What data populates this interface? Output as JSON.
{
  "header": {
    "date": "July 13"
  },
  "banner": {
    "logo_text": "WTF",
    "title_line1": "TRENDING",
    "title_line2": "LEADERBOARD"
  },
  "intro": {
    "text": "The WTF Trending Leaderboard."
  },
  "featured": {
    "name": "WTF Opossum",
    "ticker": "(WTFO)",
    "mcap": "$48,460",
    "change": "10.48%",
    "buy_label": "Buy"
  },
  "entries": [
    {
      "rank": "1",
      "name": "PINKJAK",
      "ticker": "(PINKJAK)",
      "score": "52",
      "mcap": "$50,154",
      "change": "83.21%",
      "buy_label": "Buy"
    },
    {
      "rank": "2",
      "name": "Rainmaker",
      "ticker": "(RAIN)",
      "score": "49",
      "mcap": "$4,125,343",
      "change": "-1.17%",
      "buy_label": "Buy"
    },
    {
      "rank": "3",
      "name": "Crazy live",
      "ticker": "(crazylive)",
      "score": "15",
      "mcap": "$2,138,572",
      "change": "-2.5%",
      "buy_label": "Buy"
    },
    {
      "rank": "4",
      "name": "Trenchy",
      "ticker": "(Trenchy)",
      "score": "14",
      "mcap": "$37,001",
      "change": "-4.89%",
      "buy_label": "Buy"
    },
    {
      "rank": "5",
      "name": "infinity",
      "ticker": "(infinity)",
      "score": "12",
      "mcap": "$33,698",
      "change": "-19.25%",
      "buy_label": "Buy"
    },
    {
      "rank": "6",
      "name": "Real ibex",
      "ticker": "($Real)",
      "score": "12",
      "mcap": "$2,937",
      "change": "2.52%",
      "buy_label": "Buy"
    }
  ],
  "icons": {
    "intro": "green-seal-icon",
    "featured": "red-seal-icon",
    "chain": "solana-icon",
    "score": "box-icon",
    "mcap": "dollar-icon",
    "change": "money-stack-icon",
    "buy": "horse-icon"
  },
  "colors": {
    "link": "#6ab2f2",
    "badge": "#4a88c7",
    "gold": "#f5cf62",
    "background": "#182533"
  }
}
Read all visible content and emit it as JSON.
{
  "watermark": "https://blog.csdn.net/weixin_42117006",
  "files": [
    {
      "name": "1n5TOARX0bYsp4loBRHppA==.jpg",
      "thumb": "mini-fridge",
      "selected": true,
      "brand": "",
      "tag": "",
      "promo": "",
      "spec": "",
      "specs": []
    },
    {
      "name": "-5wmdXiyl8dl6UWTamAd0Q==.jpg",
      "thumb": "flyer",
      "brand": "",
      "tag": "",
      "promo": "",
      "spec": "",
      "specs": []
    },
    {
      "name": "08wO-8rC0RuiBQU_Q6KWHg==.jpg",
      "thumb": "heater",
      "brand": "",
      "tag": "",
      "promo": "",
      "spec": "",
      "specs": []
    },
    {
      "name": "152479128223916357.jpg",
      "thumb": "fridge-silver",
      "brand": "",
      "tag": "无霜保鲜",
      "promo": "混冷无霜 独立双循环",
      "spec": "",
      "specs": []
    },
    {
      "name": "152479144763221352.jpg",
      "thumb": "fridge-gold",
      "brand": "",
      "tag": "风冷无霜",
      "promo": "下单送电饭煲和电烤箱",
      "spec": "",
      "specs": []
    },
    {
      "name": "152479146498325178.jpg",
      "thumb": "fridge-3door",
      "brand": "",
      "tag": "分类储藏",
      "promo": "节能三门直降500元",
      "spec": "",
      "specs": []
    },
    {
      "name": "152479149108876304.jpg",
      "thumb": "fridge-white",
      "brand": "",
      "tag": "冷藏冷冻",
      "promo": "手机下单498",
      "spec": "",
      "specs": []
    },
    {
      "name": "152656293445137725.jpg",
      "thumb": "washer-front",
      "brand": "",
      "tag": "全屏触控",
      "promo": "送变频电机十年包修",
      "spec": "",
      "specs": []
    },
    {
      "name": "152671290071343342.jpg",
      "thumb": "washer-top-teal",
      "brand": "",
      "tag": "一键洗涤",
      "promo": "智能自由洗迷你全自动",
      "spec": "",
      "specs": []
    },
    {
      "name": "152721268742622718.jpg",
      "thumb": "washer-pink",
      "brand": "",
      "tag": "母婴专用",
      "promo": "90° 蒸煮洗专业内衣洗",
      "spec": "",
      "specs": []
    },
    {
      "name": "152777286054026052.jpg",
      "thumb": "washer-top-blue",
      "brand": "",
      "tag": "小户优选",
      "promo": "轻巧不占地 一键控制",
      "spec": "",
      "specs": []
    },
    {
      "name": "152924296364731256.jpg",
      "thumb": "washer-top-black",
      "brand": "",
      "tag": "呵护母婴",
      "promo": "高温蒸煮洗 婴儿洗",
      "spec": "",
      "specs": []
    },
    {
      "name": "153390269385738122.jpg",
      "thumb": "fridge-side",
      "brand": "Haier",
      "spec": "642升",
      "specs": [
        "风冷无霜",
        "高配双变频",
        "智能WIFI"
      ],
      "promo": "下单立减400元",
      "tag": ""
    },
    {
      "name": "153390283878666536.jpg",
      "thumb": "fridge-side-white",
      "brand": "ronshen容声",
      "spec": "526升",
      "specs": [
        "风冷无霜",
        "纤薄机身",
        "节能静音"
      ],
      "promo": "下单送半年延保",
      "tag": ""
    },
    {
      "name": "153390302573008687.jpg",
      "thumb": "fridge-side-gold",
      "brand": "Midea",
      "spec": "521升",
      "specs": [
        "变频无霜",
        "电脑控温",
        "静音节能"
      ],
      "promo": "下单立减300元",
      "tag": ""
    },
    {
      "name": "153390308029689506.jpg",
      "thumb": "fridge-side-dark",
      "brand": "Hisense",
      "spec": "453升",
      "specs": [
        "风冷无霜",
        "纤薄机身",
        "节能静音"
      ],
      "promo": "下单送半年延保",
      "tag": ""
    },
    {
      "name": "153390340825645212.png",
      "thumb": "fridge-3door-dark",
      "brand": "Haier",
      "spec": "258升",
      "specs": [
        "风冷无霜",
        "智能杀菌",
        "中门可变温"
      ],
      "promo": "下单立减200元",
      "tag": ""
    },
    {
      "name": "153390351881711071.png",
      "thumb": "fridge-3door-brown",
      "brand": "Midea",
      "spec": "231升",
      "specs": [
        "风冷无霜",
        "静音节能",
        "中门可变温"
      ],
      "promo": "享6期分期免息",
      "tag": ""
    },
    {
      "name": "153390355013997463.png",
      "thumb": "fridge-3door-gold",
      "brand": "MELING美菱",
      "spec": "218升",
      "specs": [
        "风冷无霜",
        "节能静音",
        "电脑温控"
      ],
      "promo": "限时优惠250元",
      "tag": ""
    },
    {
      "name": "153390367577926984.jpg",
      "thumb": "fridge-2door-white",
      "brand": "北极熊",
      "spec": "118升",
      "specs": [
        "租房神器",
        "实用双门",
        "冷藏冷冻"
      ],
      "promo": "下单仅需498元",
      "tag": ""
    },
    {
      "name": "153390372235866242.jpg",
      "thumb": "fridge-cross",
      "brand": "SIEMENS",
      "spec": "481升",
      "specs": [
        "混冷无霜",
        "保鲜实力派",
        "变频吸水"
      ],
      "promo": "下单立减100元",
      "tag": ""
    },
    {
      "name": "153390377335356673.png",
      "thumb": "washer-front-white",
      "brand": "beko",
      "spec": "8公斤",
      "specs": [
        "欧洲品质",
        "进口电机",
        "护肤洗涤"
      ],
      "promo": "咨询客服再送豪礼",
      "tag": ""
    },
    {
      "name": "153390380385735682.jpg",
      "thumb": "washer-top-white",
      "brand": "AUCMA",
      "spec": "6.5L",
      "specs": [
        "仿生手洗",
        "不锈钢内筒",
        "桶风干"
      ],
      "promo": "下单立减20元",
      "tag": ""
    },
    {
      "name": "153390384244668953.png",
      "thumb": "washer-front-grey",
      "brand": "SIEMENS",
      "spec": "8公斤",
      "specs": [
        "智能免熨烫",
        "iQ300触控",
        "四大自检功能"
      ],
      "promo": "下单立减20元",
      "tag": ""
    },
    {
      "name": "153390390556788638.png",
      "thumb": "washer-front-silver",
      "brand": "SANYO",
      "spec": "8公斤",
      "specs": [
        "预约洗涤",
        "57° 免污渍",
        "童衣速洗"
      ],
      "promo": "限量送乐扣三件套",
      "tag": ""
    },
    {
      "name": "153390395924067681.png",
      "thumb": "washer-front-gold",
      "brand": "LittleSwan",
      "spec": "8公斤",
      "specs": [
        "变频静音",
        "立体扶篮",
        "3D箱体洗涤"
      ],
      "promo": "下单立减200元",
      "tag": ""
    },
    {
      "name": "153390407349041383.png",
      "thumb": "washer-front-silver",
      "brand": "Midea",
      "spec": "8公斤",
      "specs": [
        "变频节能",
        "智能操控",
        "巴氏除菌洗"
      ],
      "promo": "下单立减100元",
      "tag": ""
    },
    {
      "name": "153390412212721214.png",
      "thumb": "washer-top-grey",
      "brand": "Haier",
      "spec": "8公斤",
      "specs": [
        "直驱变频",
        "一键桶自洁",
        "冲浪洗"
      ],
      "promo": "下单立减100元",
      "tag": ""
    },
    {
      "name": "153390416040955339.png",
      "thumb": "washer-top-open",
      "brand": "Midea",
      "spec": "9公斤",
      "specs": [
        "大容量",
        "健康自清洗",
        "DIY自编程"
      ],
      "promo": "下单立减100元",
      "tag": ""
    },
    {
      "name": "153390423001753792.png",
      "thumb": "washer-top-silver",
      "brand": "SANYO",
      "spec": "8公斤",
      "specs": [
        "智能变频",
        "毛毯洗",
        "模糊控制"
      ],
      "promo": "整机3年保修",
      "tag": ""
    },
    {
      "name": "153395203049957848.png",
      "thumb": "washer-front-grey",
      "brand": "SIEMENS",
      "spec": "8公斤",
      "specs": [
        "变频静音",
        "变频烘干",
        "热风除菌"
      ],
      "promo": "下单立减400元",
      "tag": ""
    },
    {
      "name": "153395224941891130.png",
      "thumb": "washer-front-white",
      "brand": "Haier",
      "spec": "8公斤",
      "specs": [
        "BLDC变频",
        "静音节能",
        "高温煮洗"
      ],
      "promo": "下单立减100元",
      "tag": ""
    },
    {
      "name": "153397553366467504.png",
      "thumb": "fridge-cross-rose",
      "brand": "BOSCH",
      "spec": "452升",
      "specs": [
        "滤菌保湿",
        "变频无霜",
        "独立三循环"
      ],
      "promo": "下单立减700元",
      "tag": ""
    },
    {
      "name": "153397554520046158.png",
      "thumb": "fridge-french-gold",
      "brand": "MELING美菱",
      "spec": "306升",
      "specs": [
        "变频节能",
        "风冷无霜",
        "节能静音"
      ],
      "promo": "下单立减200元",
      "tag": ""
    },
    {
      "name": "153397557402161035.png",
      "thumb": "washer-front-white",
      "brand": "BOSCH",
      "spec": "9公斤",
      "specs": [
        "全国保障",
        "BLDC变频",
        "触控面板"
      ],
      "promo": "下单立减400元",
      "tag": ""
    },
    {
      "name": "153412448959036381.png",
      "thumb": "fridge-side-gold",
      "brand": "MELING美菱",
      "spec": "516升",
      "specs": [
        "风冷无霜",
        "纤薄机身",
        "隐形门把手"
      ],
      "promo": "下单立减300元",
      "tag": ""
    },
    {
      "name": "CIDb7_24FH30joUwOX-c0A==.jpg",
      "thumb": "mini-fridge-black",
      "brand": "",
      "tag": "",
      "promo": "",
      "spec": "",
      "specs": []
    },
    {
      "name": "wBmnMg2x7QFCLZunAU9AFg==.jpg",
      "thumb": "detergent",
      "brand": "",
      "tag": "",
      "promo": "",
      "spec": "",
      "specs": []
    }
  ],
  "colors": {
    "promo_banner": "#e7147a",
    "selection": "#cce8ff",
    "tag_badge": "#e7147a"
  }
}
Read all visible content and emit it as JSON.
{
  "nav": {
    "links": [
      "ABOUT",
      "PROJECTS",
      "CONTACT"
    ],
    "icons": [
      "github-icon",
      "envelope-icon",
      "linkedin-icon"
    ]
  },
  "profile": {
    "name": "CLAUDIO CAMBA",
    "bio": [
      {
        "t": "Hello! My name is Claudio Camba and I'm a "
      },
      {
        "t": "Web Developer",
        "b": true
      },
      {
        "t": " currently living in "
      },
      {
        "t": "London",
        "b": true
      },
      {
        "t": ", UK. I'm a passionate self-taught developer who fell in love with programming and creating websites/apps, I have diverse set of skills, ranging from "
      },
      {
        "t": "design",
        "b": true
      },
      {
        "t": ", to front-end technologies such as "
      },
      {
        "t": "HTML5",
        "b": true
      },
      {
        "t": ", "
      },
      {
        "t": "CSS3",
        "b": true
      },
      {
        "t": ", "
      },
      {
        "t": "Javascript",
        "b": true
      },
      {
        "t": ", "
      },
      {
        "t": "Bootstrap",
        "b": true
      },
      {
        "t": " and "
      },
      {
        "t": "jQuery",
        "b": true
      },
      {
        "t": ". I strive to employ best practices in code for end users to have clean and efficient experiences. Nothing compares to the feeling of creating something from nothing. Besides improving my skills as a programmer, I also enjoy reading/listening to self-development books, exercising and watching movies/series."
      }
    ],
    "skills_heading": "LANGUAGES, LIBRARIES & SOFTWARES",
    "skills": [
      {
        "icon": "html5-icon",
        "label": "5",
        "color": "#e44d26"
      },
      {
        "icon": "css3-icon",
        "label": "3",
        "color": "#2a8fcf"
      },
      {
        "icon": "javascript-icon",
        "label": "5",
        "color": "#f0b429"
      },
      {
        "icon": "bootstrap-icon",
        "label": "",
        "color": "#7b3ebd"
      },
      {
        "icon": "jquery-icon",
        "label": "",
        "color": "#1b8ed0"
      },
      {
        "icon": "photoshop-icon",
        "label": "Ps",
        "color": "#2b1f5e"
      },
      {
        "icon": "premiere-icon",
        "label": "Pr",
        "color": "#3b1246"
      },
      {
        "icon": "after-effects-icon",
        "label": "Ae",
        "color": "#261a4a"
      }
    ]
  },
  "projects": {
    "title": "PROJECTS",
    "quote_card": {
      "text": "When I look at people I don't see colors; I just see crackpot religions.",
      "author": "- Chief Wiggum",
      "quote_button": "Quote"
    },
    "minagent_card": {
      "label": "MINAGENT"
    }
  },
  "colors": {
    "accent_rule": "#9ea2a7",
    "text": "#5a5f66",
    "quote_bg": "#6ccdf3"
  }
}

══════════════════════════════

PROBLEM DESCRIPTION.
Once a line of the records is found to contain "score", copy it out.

YOUR RESPONSE.
      "score": "52",
      "score": "49",
      "score": "15",
      "score": "14",
      "score": "12",
      "score": "12",
    "score": "box-icon",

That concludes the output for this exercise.